This collection consists of 19th century British publications. There is a remarkable variety of materials in these collections: books, pamphlets, broadsheets, playbills, correspondence, diplomatic reports, diaries, photographs, and maps. The materials are published as PDF files and many of the visual images within the publications are of very high quality.
EBL e-books are a substantial collection of electronic texts available through Encore, ODYsseus, and the ConnectNY catalog. EBL e-books strengthen our collection in areas like economics, business, education, modern languages, performing arts, religious studies, and networked information technology. Among the presses contributing titles to EBL books are Oxford University Press, MIT Press, Cambridge University Press, University of California Press, McGill-Queen’s University Press, and Harvard University Press. EBL e-books are published through ConnectNY, when you open an EBL e-book you wil
A multi-disciplinary full text database that includes peer-reviewed academic journals as well as general magazines and news sources. The database contains full text for more than 8,750 journals including more than 7,800 peer-reviewed titles.
More than 17,000 of the most credible business, legal, and news sources. Includes law reviews & journals, Supreme Court decisions, cases & statutes, and the full text of thousands of newspapers, company profiles & other business sources.
Full text of the complete back files of important scholarly journals, generally from the first volume through issues published prior to the most recent three years.
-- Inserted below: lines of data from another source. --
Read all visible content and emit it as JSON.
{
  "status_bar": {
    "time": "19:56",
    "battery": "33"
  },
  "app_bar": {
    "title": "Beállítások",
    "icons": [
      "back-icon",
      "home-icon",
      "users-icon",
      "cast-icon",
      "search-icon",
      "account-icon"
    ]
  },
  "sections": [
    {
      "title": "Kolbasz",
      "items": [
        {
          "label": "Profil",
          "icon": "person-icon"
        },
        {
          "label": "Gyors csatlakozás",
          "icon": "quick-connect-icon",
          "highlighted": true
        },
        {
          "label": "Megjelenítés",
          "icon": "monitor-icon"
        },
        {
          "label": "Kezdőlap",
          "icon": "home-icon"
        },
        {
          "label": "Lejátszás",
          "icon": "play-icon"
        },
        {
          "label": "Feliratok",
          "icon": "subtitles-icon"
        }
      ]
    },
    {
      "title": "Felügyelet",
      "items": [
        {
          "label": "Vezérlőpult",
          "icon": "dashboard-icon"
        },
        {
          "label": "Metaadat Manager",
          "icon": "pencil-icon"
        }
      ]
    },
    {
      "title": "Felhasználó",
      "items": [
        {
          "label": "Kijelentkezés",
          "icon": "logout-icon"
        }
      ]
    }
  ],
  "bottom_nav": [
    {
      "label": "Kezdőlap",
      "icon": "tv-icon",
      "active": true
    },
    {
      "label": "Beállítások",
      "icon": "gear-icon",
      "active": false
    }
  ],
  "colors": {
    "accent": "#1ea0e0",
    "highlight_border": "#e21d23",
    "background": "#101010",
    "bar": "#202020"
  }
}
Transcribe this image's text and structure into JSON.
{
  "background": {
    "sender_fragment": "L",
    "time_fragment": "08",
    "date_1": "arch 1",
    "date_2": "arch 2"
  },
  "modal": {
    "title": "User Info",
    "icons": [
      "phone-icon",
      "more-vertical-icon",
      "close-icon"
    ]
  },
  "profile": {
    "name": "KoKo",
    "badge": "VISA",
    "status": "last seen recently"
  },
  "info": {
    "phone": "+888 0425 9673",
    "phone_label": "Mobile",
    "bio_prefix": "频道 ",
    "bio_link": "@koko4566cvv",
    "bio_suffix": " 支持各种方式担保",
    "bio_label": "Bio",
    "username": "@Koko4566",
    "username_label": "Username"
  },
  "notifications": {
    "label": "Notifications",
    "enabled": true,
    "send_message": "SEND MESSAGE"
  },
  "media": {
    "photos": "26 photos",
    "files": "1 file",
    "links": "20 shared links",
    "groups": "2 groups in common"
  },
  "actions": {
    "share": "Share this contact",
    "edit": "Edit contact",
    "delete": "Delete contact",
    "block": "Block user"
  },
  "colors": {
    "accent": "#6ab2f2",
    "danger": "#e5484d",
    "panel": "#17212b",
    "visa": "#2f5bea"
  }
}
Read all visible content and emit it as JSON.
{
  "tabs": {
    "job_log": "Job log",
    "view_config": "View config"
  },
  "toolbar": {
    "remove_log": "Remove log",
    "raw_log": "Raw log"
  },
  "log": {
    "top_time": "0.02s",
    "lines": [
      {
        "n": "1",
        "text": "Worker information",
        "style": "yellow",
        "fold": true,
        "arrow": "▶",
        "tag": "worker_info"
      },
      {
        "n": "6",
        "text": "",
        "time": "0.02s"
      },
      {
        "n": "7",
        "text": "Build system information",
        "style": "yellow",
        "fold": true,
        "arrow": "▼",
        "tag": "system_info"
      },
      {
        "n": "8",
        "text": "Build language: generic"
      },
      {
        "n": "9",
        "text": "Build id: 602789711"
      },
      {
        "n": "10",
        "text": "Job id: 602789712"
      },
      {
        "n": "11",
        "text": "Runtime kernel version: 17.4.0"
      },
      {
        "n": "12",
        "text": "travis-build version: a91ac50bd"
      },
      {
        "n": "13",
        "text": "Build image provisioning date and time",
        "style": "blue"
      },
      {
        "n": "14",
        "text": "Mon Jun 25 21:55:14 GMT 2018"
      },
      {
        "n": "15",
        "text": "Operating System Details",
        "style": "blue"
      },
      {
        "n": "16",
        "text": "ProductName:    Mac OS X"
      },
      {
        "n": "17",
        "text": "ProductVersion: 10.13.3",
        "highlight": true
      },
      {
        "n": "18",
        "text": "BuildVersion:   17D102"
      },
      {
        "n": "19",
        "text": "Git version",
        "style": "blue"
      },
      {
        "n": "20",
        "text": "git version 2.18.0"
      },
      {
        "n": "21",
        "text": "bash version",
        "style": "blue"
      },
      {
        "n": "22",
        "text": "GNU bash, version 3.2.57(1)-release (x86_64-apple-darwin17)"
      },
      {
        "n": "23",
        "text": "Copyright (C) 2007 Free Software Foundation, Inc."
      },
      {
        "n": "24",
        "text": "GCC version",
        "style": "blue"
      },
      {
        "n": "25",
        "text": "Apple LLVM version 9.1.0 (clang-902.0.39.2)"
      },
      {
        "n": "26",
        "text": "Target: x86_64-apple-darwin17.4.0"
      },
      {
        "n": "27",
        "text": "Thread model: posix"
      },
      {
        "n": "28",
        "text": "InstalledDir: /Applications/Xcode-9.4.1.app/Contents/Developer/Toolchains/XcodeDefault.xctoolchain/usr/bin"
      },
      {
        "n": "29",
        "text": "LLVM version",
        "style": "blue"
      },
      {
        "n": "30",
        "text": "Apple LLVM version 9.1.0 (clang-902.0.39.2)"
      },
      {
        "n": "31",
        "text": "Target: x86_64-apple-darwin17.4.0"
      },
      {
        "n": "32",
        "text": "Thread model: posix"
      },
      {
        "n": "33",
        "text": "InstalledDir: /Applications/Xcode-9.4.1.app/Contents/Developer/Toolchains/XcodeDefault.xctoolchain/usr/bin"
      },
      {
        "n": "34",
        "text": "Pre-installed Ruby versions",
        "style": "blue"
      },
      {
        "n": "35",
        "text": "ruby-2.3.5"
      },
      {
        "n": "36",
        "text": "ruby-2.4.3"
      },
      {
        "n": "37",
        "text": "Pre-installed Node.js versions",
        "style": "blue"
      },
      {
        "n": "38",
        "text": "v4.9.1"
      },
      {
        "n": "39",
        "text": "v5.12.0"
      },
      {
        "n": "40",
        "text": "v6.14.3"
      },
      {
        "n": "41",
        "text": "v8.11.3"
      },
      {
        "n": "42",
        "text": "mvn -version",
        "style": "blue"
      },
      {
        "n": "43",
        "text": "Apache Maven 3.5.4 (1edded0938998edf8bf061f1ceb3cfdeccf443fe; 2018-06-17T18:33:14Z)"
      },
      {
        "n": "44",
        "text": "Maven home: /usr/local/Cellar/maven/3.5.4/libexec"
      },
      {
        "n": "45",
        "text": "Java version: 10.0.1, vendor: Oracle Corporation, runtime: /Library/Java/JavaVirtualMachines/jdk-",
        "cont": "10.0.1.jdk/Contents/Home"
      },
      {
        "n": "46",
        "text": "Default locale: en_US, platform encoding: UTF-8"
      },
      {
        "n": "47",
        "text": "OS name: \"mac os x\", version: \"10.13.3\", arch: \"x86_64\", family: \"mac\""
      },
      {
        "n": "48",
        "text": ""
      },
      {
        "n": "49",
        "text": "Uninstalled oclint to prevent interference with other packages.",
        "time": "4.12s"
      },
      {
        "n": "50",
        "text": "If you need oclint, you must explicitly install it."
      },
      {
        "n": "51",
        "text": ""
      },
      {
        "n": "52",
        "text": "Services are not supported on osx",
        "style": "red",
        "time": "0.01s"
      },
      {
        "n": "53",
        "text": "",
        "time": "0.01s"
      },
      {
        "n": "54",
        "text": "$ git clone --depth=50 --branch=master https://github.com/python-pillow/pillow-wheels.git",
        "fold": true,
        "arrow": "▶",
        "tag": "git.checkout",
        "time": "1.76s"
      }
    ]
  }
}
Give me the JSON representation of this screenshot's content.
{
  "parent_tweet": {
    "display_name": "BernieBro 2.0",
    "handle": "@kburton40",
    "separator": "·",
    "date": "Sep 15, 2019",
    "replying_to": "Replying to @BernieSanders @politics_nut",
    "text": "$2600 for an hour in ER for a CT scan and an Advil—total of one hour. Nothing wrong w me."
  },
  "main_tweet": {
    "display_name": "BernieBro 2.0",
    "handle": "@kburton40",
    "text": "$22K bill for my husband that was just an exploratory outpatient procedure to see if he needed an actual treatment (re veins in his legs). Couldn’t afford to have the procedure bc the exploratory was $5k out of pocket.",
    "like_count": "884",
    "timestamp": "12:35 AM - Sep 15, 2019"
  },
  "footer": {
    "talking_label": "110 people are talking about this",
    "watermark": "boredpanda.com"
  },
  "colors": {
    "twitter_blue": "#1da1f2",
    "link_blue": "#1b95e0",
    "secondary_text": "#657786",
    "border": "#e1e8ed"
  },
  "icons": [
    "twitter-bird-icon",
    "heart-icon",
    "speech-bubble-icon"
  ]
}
LISTA indexes more than 560 core journals, nearly 50 priority journals, and nearly 125 selective journals; plus books, research reports and proceedings. Subject coverage includes librarianship, classification, cataloging, bibliometrics, online information retrieval, information management and more. Coverage in the database extends back as far as the mid-1960s.